The Blu-ray: Vital Disc Stats
'Barcelona' (#807 in The Criterion Collection) comes on a 50GB Region A Blu-ray disc in a clear keepcase. The discs boot up directly to the menu screen without any promotional advertisements. Included is a folded leaflet containing the essay "Innocence Abroad," an essay by film scholar Haden Guest.
The video has been given a 1080p/AVC-MPEG-4 encoded transfer displayed at 1.85:1. "Supervised by director Whit Stillman and cinematographer John Thomas, this new digital transfer was created in 2K resolution on a Lasergraphics Director film scanner from the 35mm A/B original camera negative, at MTI Film in Los Angeles. Thousands of instances of dirt, debris, scratches, splices, and warps were manually removed using MTI's DRS, while Digital Vision's Phoenix was used for small dirt, grain, noise management, jiter, and flicker," as stated in the liner notes.
Blacks are inky and show strong separation between black objects as Ted and Fred drive through the city at night. The colors appear in strong hues. The women working the trade show wear vibrant red blazers, rich browns are on display in Ted's apartment and office, and the green grass seen during Ramon's picnic looks lush and natural. Skin tones are accurate and consistent.
The film grain is noticeable and well resolved. The image delivers very fine texture detail, as seen on in the folds and decoration of the flamboyant costume Marta (Mira Sorvino) wears to the party. It also offers great depth within scenes.

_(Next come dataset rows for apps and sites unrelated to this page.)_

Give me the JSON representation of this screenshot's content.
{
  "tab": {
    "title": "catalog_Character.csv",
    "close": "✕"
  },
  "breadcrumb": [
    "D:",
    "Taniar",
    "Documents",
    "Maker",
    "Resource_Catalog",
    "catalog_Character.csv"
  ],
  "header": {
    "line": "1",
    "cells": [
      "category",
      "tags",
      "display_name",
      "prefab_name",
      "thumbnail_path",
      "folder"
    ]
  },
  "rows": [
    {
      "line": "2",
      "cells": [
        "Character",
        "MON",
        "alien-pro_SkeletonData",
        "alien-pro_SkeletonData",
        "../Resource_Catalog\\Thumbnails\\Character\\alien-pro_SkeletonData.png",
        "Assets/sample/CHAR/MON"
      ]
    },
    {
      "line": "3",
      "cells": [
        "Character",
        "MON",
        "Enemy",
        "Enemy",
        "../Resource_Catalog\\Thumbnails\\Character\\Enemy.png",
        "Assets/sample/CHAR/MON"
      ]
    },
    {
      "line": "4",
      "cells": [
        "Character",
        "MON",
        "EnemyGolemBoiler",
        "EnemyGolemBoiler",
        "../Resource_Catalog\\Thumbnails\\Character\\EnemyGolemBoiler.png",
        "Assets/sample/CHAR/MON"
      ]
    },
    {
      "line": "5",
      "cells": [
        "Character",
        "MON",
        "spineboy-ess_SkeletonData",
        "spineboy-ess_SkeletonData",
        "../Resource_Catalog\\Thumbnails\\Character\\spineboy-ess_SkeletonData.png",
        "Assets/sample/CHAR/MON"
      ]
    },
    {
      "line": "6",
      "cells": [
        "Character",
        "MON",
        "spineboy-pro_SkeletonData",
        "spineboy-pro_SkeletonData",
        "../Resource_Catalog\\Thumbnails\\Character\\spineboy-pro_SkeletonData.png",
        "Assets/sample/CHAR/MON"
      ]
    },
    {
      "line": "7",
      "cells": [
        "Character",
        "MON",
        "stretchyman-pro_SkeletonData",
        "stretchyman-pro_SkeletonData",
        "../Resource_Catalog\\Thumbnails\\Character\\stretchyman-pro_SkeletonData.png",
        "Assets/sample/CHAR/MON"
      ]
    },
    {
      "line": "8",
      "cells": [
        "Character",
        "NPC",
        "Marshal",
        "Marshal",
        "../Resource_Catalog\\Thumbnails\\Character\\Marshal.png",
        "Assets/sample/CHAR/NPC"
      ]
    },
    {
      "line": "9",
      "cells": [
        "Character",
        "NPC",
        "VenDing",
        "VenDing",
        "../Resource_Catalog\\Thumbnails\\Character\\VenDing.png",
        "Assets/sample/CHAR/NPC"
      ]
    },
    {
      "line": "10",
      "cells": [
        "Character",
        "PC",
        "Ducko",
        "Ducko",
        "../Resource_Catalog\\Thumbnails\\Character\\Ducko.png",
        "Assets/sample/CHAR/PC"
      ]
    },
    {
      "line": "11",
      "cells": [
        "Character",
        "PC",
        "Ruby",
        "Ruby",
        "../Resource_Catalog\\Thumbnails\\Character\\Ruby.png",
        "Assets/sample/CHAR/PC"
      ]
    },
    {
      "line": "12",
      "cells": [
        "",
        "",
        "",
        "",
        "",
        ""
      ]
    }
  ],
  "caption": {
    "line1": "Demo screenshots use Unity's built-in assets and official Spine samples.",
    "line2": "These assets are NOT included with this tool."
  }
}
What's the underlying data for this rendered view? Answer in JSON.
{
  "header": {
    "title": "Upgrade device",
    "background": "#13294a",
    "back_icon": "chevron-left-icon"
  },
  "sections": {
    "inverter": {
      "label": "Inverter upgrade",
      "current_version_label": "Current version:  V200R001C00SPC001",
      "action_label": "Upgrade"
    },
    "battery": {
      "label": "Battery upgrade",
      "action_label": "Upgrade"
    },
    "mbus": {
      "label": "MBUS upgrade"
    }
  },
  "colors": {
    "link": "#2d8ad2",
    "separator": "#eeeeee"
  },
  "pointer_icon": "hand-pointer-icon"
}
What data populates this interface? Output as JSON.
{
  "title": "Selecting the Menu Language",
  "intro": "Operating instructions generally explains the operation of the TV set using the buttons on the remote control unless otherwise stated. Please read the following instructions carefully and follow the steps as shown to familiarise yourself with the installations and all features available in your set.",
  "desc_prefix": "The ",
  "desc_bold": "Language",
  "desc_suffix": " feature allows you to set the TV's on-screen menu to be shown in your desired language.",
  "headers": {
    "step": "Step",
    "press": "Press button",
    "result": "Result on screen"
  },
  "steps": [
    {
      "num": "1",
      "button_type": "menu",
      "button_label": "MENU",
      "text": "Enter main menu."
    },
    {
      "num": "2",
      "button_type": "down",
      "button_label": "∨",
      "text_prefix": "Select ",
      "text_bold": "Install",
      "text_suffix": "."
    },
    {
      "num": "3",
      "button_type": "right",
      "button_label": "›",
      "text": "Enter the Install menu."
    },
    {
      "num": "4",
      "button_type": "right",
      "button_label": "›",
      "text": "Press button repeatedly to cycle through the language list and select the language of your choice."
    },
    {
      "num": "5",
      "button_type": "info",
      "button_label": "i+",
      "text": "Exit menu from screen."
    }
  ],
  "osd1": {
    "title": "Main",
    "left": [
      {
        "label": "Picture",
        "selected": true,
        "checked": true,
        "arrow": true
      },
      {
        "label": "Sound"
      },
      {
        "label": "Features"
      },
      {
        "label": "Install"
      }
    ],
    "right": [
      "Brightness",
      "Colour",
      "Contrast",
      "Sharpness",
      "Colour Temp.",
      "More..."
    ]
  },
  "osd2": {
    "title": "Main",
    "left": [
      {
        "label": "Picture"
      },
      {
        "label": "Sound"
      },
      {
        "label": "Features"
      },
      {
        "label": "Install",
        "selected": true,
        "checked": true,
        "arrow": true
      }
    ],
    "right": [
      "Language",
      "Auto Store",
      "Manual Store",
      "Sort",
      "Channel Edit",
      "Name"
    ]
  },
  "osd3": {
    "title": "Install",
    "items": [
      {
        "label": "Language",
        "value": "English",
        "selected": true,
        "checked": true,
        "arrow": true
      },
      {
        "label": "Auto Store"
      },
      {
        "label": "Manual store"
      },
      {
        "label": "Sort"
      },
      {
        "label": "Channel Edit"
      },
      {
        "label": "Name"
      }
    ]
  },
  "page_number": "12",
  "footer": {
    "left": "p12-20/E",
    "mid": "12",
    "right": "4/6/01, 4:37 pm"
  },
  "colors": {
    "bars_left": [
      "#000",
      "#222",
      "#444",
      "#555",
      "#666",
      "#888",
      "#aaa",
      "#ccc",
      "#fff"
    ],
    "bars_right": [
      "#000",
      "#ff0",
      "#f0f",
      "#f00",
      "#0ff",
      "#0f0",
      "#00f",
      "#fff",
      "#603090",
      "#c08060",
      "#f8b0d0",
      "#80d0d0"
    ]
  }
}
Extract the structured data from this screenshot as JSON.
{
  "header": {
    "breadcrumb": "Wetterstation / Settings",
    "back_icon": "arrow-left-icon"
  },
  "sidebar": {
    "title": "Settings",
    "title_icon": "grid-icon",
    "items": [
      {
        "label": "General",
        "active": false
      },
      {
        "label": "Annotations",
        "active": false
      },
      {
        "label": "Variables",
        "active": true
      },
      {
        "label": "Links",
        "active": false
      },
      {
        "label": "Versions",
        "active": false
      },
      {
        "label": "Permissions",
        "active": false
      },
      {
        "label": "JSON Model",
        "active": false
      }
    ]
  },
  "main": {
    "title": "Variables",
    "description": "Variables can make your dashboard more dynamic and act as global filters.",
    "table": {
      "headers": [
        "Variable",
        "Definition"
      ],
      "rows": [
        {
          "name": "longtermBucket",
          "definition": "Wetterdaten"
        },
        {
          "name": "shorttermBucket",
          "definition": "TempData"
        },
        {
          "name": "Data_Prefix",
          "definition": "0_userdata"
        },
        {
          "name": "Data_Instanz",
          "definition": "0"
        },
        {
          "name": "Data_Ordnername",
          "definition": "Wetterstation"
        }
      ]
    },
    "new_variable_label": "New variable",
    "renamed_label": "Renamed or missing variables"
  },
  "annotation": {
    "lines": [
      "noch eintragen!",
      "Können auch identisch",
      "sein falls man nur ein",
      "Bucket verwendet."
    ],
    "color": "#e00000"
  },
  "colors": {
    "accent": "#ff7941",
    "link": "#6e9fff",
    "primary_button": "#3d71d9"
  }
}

The liner notes also state, "the original 2.0 surround soundtrack was remastered at 24-bit from the 35mm original magnetic tracks. Clicks, thumps, hiss, hum, and crackle were manually removed using Pro Tools HD and iZotope RX4. Please be sure to enable Dolby Pro Logic decoding on your receiver to properly play the Dolby Digital 2.0 surround soundtrack.
The film is dialogue heavy and all the voices are understandable, except the scene where Fred leaves Marta's home, and the music slightly drowns out the dialogue. There are some moments of strong ambiance, such as rain effects, which add space around the characters. Mark Suozzo's score and the diegetic music blend well with the other elements. Other than the music, an explosion is when the bass is very active. The track sounds free of wear and defect.
Whit Stillman's 'Barcelona' is an enjoyable comedy made for adults, a phrase that used to suggest "smart and sophisticated" rather than "filled with nudity and cursing" as it so often does now. The Blu-ray is visually appealing, the audio is more than satisfactory, and the extras are a great addition to the experience.